“The interesting part is only now are we seeing these patients show up,” Dr. Schneider said, adding that the question is “Is this a typical surge in Kawasaki disease or is this the typical post-infectious response to a COVID infection?” Doctors say it’s also possible that these cases are unrelated to COVID-19, but it’s hard to know, since health officials do not require such symptoms in children to be tracked.
It’s still unclear if local public health officials have started counting these cases to determine if there is an uptick. The New York State Department of Health said it had received reports of severe illnesses possibly due to cases of COVID-19 in children, including Kawasaki disease, toxic shock-like syndrome and other cardiac complications like myocarditis, adding that those conditions have been fortunately rare.
"However, we will continue to work with our partners in Children's Hospitals throughout the state to investigate the frequency and extent of severe COVID-19 in children and any potentially related conditions," the state Health Department said in a statement to NBC New York. "Thankfully most children with confirmed COVID-19 have had mild symptoms, rarely becoming ill. However, children with underlying health conditions who develop COVID-19 may be more at risk for having more severe illness. Though it occurs rarely, healthy children can become severely ill from COVID-19."
The New York City Health Department seemed unaware of the local cases when NBC New York first inquired about doctors’ concerns at a news conference with Mayor Bill de Blasio on April 29.

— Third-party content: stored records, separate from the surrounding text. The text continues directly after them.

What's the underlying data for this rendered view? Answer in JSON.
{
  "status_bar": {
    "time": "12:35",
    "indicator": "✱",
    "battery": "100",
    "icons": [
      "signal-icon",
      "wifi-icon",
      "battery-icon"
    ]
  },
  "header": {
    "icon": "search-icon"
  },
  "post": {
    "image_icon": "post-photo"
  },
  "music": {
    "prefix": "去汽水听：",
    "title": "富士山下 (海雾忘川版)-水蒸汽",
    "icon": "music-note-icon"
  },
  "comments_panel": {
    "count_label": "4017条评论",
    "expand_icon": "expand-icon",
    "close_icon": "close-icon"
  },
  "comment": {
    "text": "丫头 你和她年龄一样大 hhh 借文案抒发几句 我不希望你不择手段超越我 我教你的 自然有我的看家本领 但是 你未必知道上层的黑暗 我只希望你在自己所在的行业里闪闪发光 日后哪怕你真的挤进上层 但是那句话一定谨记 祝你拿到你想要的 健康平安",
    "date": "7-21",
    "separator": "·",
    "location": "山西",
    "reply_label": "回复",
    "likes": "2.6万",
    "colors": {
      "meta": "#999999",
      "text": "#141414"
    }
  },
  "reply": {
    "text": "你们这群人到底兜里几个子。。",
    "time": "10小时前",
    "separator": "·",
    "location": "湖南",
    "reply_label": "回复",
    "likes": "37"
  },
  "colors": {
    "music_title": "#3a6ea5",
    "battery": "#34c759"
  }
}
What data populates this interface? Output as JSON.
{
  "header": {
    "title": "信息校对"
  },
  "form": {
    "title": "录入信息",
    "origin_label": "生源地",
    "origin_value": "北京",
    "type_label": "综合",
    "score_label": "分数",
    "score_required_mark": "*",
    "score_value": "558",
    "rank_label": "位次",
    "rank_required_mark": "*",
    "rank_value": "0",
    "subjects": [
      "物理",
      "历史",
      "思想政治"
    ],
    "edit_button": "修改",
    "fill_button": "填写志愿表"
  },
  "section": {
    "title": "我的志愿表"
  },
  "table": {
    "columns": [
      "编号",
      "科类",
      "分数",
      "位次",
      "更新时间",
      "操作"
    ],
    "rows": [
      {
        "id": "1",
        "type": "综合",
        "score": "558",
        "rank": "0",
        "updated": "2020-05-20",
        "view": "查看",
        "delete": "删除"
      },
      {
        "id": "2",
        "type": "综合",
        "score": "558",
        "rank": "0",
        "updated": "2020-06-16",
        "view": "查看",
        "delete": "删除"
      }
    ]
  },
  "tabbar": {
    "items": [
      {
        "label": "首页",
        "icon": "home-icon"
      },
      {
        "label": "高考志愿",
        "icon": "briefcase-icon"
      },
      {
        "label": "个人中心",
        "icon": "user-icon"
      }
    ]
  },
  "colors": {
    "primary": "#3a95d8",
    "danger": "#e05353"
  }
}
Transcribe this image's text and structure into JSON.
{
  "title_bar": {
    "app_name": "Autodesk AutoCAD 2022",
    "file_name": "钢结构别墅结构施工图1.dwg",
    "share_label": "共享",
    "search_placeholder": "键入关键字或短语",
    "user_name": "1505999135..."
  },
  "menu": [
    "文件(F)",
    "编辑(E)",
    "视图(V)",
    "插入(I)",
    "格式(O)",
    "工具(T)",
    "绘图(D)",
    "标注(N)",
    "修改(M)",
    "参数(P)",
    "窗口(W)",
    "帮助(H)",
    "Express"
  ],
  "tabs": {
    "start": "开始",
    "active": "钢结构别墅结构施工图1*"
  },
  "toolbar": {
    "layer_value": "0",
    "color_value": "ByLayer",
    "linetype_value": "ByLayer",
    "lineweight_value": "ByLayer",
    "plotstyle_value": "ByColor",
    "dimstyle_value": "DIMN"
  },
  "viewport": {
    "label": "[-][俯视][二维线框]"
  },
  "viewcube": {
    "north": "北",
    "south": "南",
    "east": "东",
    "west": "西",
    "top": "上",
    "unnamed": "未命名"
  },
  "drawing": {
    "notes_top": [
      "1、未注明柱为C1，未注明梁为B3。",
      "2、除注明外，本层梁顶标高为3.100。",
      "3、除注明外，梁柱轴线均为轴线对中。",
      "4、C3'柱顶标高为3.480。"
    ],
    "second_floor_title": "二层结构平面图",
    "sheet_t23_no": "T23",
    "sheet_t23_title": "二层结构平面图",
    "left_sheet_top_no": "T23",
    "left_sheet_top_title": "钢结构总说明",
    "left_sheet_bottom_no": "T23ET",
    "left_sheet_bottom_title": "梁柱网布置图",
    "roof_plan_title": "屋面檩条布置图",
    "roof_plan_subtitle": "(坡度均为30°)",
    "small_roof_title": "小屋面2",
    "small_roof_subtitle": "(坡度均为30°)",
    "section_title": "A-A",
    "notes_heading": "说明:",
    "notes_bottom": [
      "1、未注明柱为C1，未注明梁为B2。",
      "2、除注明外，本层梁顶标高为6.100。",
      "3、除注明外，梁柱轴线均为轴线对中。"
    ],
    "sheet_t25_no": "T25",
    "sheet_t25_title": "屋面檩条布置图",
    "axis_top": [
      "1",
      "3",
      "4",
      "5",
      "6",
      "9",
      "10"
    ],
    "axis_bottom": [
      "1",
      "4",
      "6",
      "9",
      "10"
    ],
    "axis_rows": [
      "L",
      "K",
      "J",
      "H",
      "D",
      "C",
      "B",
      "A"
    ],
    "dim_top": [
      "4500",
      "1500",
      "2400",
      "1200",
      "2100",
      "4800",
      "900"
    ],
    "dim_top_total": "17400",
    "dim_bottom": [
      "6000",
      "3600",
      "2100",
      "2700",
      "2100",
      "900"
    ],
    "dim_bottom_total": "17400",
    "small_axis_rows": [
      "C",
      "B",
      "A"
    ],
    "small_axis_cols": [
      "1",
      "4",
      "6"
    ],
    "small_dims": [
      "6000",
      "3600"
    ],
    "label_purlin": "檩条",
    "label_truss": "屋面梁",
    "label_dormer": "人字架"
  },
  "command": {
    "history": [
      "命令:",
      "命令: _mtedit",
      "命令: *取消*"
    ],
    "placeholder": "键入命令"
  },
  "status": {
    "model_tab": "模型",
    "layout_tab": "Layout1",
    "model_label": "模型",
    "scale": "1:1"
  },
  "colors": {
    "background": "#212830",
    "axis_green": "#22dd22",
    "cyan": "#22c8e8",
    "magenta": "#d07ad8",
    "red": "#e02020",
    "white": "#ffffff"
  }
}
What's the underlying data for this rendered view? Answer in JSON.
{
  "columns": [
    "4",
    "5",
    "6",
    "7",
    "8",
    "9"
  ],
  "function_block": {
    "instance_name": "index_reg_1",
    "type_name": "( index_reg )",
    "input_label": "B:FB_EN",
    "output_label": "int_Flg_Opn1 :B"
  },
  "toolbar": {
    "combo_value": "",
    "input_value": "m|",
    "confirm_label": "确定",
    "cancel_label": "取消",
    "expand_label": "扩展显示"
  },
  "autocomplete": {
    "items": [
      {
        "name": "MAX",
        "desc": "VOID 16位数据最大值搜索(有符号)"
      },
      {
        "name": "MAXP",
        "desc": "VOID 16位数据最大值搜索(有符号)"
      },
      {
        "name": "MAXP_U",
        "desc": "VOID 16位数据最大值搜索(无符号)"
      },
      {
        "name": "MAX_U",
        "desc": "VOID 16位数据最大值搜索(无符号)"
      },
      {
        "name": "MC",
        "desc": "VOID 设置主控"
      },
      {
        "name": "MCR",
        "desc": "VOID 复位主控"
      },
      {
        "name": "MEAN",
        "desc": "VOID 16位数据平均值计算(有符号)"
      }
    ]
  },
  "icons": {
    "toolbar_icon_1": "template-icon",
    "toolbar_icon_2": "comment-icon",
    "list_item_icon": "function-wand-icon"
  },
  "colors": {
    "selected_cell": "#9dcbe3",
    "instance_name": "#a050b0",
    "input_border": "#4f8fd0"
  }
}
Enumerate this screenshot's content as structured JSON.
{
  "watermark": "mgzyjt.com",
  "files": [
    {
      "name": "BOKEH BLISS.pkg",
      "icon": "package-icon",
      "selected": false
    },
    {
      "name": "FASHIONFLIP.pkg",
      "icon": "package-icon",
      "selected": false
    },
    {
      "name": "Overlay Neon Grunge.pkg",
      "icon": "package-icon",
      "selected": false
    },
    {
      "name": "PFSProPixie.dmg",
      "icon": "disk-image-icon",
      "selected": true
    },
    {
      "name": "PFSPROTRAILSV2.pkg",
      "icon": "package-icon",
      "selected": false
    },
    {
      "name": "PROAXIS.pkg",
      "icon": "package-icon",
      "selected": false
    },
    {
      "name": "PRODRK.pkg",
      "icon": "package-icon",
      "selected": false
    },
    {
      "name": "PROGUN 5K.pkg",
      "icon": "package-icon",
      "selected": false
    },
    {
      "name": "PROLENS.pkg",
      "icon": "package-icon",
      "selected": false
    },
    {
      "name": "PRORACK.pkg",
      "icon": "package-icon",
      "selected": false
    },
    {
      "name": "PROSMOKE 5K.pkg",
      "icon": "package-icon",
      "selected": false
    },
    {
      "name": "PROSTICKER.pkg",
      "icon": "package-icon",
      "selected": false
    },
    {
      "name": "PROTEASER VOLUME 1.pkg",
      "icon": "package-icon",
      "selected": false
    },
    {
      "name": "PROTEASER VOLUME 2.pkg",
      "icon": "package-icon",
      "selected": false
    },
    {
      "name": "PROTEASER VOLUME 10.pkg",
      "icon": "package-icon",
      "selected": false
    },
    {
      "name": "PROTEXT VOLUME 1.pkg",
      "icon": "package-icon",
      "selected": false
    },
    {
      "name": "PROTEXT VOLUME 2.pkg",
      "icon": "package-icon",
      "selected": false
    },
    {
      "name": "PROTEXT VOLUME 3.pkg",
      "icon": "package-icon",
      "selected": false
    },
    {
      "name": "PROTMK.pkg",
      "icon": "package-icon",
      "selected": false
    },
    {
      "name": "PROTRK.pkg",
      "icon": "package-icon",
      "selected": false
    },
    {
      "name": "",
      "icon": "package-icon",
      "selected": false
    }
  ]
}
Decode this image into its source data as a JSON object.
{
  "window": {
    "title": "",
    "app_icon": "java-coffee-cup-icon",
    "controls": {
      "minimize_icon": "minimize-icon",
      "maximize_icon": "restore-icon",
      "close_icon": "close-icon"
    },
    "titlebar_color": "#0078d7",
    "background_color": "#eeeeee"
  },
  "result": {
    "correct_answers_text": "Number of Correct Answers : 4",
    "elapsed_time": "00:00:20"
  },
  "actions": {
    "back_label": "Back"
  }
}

“We have not seen this to date,” said Commissioner Oxiris Barbot of the NYC Department of Health and Mental Hygiene.
Two days later on May 1, when NBC New York asked for an update, Commissioner Barbot said she is trying to learn more about any potential health threat to children.
“We are looking closely at this, “ Barbot said. “My team has reached out to the pediatric hospitals to get more information about specific cases that they have concerns are indicating an inflammatory cardiovascular response in children that had not been previously observed.”
Barbot said she had also personally communicated with the NYC Medical Examiner who is attempting to compile any information on children abroad who may have died after developing these symptoms.
British pediatricians and health officials also issued a warning on April 26 about a possible Covid-Kawasaki link in young children.
“It just goes to show that Covid does not spare any age group and can lead to very serious illness, even in kids,” said Dr. Schneider.